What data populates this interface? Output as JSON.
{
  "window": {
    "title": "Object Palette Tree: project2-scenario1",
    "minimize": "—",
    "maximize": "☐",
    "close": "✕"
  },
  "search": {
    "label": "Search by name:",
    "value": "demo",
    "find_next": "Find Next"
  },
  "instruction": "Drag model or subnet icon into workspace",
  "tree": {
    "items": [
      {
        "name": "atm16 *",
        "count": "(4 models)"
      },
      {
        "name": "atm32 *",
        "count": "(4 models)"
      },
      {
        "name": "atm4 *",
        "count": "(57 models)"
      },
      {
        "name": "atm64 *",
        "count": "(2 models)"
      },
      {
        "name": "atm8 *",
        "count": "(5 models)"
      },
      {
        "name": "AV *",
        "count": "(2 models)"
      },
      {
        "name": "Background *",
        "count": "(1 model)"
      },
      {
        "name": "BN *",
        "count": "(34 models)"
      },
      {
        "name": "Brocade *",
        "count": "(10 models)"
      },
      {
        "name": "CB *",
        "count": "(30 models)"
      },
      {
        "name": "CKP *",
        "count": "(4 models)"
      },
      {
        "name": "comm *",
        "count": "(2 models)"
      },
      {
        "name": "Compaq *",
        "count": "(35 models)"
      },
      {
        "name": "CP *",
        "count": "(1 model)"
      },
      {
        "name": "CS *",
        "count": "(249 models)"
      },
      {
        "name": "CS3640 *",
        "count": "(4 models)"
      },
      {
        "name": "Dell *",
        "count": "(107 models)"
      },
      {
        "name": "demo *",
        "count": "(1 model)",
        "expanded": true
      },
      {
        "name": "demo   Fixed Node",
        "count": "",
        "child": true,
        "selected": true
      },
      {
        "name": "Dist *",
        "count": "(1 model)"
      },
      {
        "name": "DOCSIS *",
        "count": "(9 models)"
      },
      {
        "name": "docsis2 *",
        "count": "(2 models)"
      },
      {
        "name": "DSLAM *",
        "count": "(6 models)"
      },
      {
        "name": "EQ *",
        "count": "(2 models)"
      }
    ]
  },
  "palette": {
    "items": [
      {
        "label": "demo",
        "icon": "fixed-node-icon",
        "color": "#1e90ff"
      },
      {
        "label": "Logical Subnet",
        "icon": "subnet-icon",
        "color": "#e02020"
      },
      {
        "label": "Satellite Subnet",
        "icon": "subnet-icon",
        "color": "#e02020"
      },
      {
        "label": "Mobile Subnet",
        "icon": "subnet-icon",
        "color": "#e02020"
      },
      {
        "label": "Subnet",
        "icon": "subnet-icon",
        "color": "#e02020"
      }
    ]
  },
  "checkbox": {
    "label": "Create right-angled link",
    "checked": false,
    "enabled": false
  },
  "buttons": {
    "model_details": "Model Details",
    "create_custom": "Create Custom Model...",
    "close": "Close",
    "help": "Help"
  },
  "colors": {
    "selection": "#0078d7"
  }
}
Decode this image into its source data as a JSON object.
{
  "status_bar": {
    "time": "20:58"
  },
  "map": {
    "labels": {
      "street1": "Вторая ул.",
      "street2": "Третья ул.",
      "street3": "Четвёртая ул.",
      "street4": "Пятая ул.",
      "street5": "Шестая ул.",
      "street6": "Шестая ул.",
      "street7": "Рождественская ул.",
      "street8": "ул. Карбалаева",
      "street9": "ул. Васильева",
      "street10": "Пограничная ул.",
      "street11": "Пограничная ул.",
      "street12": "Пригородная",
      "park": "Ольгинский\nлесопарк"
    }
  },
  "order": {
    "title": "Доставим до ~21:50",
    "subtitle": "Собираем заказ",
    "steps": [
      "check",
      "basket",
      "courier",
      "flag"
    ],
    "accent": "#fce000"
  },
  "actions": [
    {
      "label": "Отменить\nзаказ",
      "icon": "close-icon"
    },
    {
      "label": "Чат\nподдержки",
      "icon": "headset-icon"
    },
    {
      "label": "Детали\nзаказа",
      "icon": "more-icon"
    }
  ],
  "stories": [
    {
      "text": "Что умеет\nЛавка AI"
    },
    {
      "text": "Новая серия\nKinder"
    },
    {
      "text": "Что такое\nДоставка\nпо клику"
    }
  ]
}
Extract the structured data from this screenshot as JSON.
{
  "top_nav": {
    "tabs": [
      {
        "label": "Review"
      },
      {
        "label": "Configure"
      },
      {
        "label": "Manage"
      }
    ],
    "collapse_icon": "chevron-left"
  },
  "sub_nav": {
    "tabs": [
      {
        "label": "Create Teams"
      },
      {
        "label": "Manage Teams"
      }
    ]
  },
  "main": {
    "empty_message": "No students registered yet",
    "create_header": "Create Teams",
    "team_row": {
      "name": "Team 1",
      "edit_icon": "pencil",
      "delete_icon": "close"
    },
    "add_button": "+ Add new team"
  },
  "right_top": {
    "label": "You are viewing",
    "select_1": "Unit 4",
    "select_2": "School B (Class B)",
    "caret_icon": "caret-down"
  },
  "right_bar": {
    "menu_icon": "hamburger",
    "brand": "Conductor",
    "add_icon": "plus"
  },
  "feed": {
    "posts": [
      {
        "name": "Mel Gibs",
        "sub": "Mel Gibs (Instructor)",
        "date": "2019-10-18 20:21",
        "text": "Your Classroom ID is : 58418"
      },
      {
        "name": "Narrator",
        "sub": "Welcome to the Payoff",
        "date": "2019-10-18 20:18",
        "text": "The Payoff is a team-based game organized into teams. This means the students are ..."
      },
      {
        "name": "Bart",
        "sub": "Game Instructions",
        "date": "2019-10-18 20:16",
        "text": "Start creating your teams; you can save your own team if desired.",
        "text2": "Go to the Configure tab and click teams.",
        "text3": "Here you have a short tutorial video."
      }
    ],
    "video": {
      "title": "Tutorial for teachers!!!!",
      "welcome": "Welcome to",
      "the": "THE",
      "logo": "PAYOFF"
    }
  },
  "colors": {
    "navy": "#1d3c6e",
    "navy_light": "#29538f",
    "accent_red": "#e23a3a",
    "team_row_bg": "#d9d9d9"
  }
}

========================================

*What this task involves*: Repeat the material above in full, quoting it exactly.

*Answer*:
What data populates this interface? Output as JSON.
{
  "window": {
    "title": "Object Palette Tree: project2-scenario1",
    "minimize": "—",
    "maximize": "☐",
    "close": "✕"
  },
  "search": {
    "label": "Search by name:",
    "value": "demo",
    "find_next": "Find Next"
  },
  "instruction": "Drag model or subnet icon into workspace",
  "tree": {
    "items": [
      {
        "name": "atm16 *",
        "count": "(4 models)"
      },
      {
        "name": "atm32 *",
        "count": "(4 models)"
      },
      {
        "name": "atm4 *",
        "count": "(57 models)"
      },
      {
        "name": "atm64 *",
        "count": "(2 models)"
      },
      {
        "name": "atm8 *",
        "count": "(5 models)"
      },
      {
        "name": "AV *",
        "count": "(2 models)"
      },
      {
        "name": "Background *",
        "count": "(1 model)"
      },
      {
        "name": "BN *",
        "count": "(34 models)"
      },
      {
        "name": "Brocade *",
        "count": "(10 models)"
      },
      {
        "name": "CB *",
        "count": "(30 models)"
      },
      {
        "name": "CKP *",
        "count": "(4 models)"
      },
      {
        "name": "comm *",
        "count": "(2 models)"
      },
      {
        "name": "Compaq *",
        "count": "(35 models)"
      },
      {
        "name": "CP *",
        "count": "(1 model)"
      },
      {
        "name": "CS *",
        "count": "(249 models)"
      },
      {
        "name": "CS3640 *",
        "count": "(4 models)"
      },
      {
        "name": "Dell *",
        "count": "(107 models)"
      },
      {
        "name": "demo *",
        "count": "(1 model)",
        "expanded": true
      },
      {
        "name": "demo   Fixed Node",
        "count": "",
        "child": true,
        "selected": true
      },
      {
        "name": "Dist *",
        "count": "(1 model)"
      },
      {
        "name": "DOCSIS *",
        "count": "(9 models)"
      },
      {
        "name": "docsis2 *",
        "count": "(2 models)"
      },
      {
        "name": "DSLAM *",
        "count": "(6 models)"
      },
      {
        "name": "EQ *",
        "count": "(2 models)"
      }
    ]
  },
  "palette": {
    "items": [
      {
        "label": "demo",
        "icon": "fixed-node-icon",
        "color": "#1e90ff"
      },
      {
        "label": "Logical Subnet",
        "icon": "subnet-icon",
        "color": "#e02020"
      },
      {
        "label": "Satellite Subnet",
        "icon": "subnet-icon",
        "color": "#e02020"
      },
      {
        "label": "Mobile Subnet",
        "icon": "subnet-icon",
        "color": "#e02020"
      },
      {
        "label": "Subnet",
        "icon": "subnet-icon",
        "color": "#e02020"
      }
    ]
  },
  "checkbox": {
    "label": "Create right-angled link",
    "checked": false,
    "enabled": false
  },
  "buttons": {
    "model_details": "Model Details",
    "create_custom": "Create Custom Model...",
    "close": "Close",
    "help": "Help"
  },
  "colors": {
    "selection": "#0078d7"
  }
}
Decode this image into its source data as a JSON object.
{
  "status_bar": {
    "time": "20:58"
  },
  "map": {
    "labels": {
      "street1": "Вторая ул.",
      "street2": "Третья ул.",
      "street3": "Четвёртая ул.",
      "street4": "Пятая ул.",
      "street5": "Шестая ул.",
      "street6": "Шестая ул.",
      "street7": "Рождественская ул.",
      "street8": "ул. Карбалаева",
      "street9": "ул. Васильева",
      "street10": "Пограничная ул.",
      "street11": "Пограничная ул.",
      "street12": "Пригородная",
      "park": "Ольгинский\nлесопарк"
    }
  },
  "order": {
    "title": "Доставим до ~21:50",
    "subtitle": "Собираем заказ",
    "steps": [
      "check",
      "basket",
      "courier",
      "flag"
    ],
    "accent": "#fce000"
  },
  "actions": [
    {
      "label": "Отменить\nзаказ",
      "icon": "close-icon"
    },
    {
      "label": "Чат\nподдержки",
      "icon": "headset-icon"
    },
    {
      "label": "Детали\nзаказа",
      "icon": "more-icon"
    }
  ],
  "stories": [
    {
      "text": "Что умеет\nЛавка AI"
    },
    {
      "text": "Новая серия\nKinder"
    },
    {
      "text": "Что такое\nДоставка\nпо клику"
    }
  ]
}
Extract the structured data from this screenshot as JSON.
{
  "top_nav": {
    "tabs": [
      {
        "label": "Review"
      },
      {
        "label": "Configure"
      },
      {
        "label": "Manage"
      }
    ],
    "collapse_icon": "chevron-left"
  },
  "sub_nav": {
    "tabs": [
      {
        "label": "Create Teams"
      },
      {
        "label": "Manage Teams"
      }
    ]
  },
  "main": {
    "empty_message": "No students registered yet",
    "create_header": "Create Teams",
    "team_row": {
      "name": "Team 1",
      "edit_icon": "pencil",
      "delete_icon": "close"
    },
    "add_button": "+ Add new team"
  },
  "right_top": {
    "label": "You are viewing",
    "select_1": "Unit 4",
    "select_2": "School B (Class B)",
    "caret_icon": "caret-down"
  },
  "right_bar": {
    "menu_icon": "hamburger",
    "brand": "Conductor",
    "add_icon": "plus"
  },
  "feed": {
    "posts": [
      {
        "name": "Mel Gibs",
        "sub": "Mel Gibs (Instructor)",
        "date": "2019-10-18 20:21",
        "text": "Your Classroom ID is : 58418"
      },
      {
        "name": "Narrator",
        "sub": "Welcome to the Payoff",
        "date": "2019-10-18 20:18",
        "text": "The Payoff is a team-based game organized into teams. This means the students are ..."
      },
      {
        "name": "Bart",
        "sub": "Game Instructions",
        "date": "2019-10-18 20:16",
        "text": "Start creating your teams; you can save your own team if desired.",
        "text2": "Go to the Configure tab and click teams.",
        "text3": "Here you have a short tutorial video."
      }
    ],
    "video": {
      "title": "Tutorial for teachers!!!!",
      "welcome": "Welcome to",
      "the": "THE",
      "logo": "PAYOFF"
    }
  },
  "colors": {
    "navy": "#1d3c6e",
    "navy_light": "#29538f",
    "accent_red": "#e23a3a",
    "team_row_bg": "#d9d9d9"
  }
}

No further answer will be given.